- Schools supplies (pencils, pens, markers, pencil cases, paper, exercise books, folders, scissors, glue, geometry sets, and gym clothing)
- Costs associated with extra courses and programs (theatre, photography, aquaculture, web design, etc.)
- Extracurricular activities, field trips
- School clothing, school photos
- Rental of musical instruments
Also, many public schools charge international students (non-residents) fees. Annual costs can range from approximately C$8K to C$14K.
Private schools in Canada charge fees, and it concerns both international and local students. Minimum annual tuition can be under C$2,500 and maximum can reach C$70,000 or even more. Among the most expensive private schools are St. Michaels University School (Victoria), Brentwood College School (Mill Bay), St. George’s School (Vancouver), Applewood Academy for Progressive Learning (Belleville), and Appleby College (Oakville).
Programs and Schedule
In Canada, the education year usually begins in early September and ends in late June, with about two months off during the summer and two holiday sessions at Christmas time (late December) and Easter (April). The school year is divided into periods (quarters, terms or semesters).
Schools run from Monday to Friday.
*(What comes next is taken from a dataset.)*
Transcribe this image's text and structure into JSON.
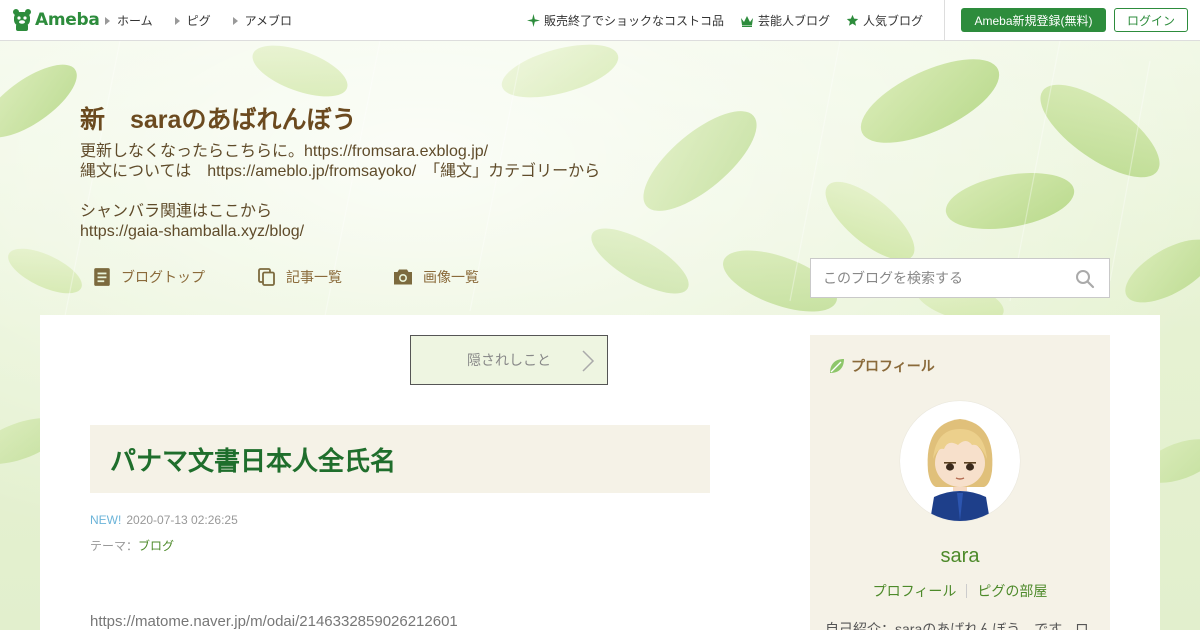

The school day in elementary schools is typically from 8:30 AM to 3:00 or 3:30 PM, with a one-hour lunch break. There are also two 15-minute breaks. In high schools, hours are normally from 8:30 AM to 2:30 PM. Extracurricular activities and sports are scheduled after school hours.
There can be English and French programs in Canadian schools (depending on the province or territory). School subjects include Arts, Business Education, Career and Technical Education, Information Technology, English, French, Health, Mathematics, Physical Education, Science, Social Studies, and many others depending on the school.
Around grade 9, students receive career guidance counselling and select subjects that will be useful in their chosen career. Larger schools may offer specific levels, for instance, academic (sciences, higher mathematics, advanced languages), vocational (agricultural education, business education, economics, medical care), and general levels.
High school students get a high school diploma which allows being admitted to a Canadian university. Another way to get high school equivalency is to pass the General Educational Development (GED) exam test.
If you made up your mind about studying in Canada, make sure you apply several months in advance for a post-secondary program at a university or college. To do so, you need to take 4 steps. Read more about Post-Secondary Education in Canada →